- I’m also still thinking through it — my first impression is that what DirectDefense has done doesn’t qualify as disclosure, as this isn’t a new finding. Most who use publicly accessible sandboxes are well aware of the risks. DirectDefense says they notified organizations affected, which constitutes responsible disclosure in this case. Actually, the fact
Sharing is Carin… whoa, back up — that’s enough
You’ve probably heard it before, that the ‘bad guys’ share intelligence on targets, so it only behooves the ‘good guys’ to share details on what the attackers are doing.
For the most part, this is true and definitely helps defense get that much better; however, it’s worth noting that not all data needs to be sent to a third-party provider for analysis. Much like this example of customers enabling the feature to send data to VirusTotal, care should be taken in determining what types of data to send. The same goes for other cloud-based analysis platforms, such as those that are built in to NGFWs.
In one engagement, we had to carefully weigh the risk vs. reward of sending specific types of files from specific network segments and user groups to be analyzed by a vendor’s cloud-based sandbox. Remember, once the data leaves your network, there’s no ‘getting it back’. Sharing information can definitely help us all become better at defense, but remember to think carefully about exactly what it is you’re sharing.
The Bigger Issue
In my experience as a pentester, SIEM admin, chief incident handler and PCI QSA, I feel qualified to state that it is the norm for security tools to ‘leak’ sensitive data. The average SIEM, IPS and network forensics appliance are chock full of passwords, private keys, PII and payment data. I’ve seen cases where nearly every security product and the email servers were technically in-scope for PCI before we started cleaning things up.

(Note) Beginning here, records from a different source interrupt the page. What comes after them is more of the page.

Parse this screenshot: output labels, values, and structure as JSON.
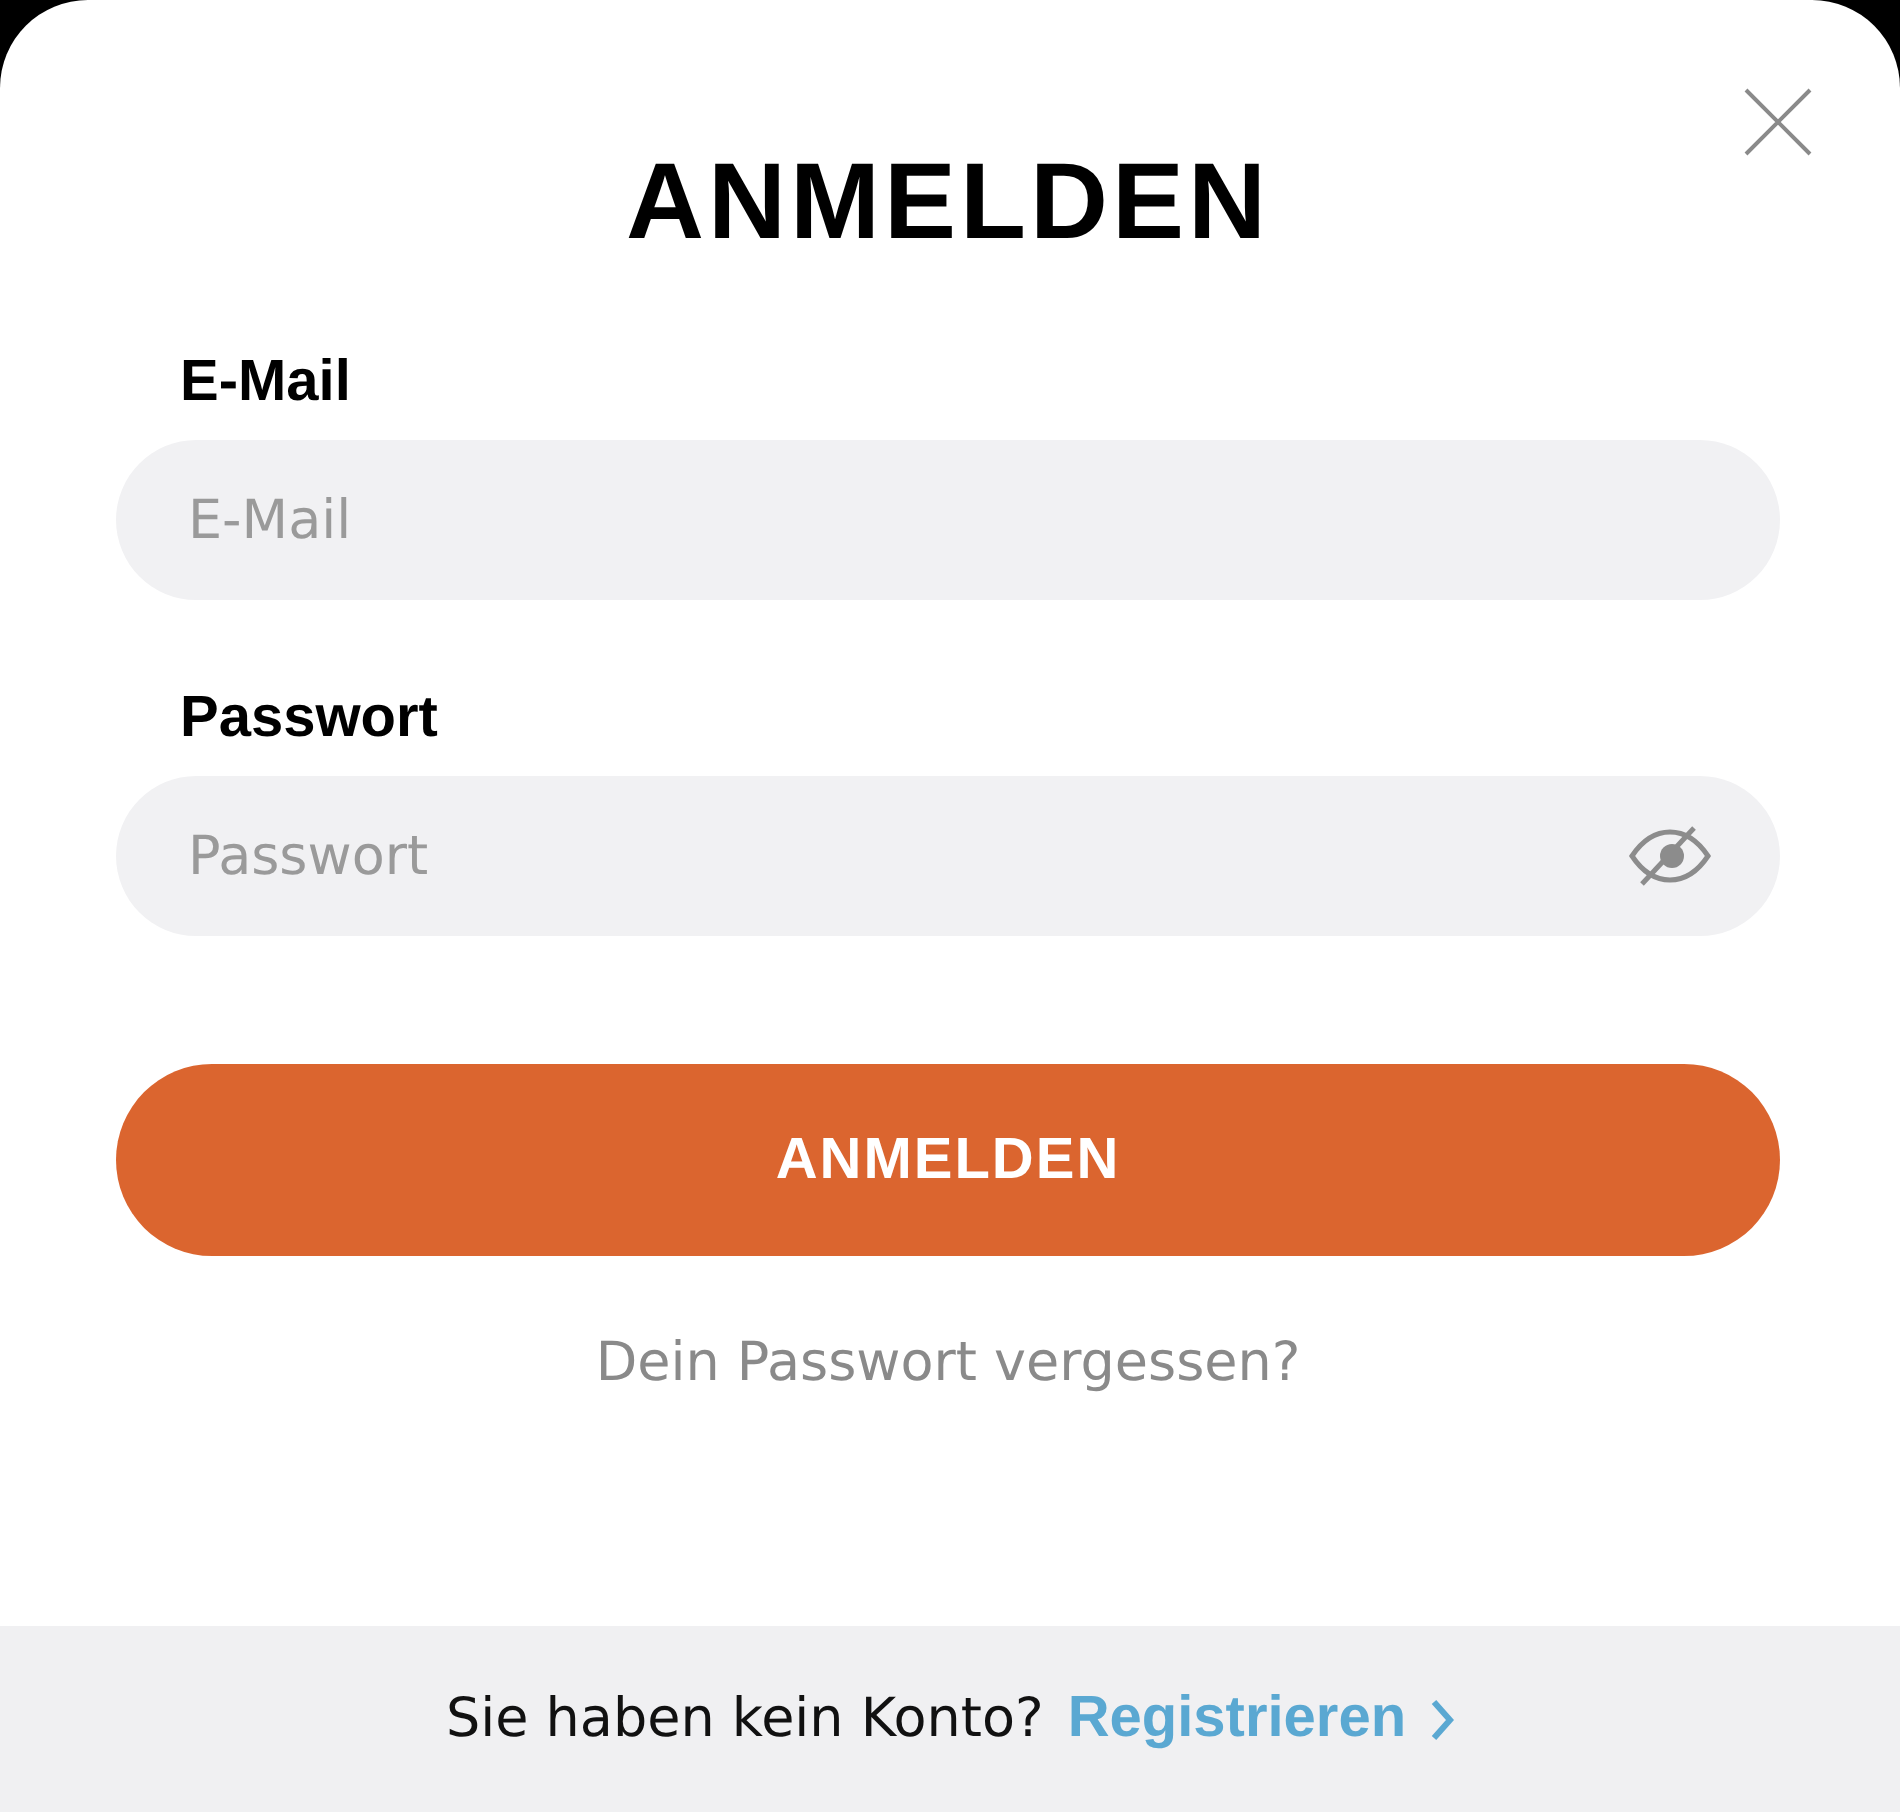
{
  "dialog": {
    "title": "ANMELDEN"
  },
  "fields": [
    {
      "label": "E-Mail",
      "placeholder": "E-Mail",
      "kind": "text"
    },
    {
      "label": "Passwort",
      "placeholder": "Passwort",
      "kind": "password"
    }
  ],
  "submit_button": "ANMELDEN",
  "forgot_link": "Dein Passwort vergessen?",
  "footer": {
    "text": "Sie haben kein Konto?",
    "link": "Registrieren"
  }
}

Example 1: In the early days of breach detection products (think FireEye, Lastline, Cyphort), the product we used didn’t support LDAPS for Active Directory integration. We’d regularly find each others’ passwords in the SIEM and have to reset them. We ended up going back to local authentication until the security vendor implemented a secure way to integrate with AD.
Example 2: In even earlier days, when HIPS was hot stuff, I found that a particular product would save packet captures whenever a detection rule was triggered. HIPS products, like their network-oriented brethren, traditionally have a high false-positive rate. In this case, this HIPS product often alerted when employees were using an internal Chargebacks system. The result, I found, was that every workstation that was used to log into this system had PCAPs containing unencrypted cardholder data under c:\Program Files\Productname\*.pcap.
This leads me to my opinion that the bigger issue here is the lack of data visibility and control. This is such a difficult problem that the security industry has practically abandoned it for easier problems.
Someone should get an alert when a script with hardcoded AWS API keys leaves the organization. Most don’t. Alarm bells should go off when proprietary software leaves corporate-controlled systems. Ideally, these incidents should be automatically detected and prevented. Nearly every major breach you can quickly pull to mind involved copying gigabytes or terabytes of data off the victim’s network without anyone noticing. Simple statistical analysis can detect that stuff — we’re not even talking DLP at that level.
When we are talking DLP, we still hear horror stories of implementations kicking out over 100,000 alerts every day. Until we can solve the problem of visibility into where corporate data is going, these kinds of issues will continue to take us by surprise.
This is a Security Bloggers Network syndicated blog post authored by Adrian Sanabria. Read the original post at: Savage Security Blog - Medium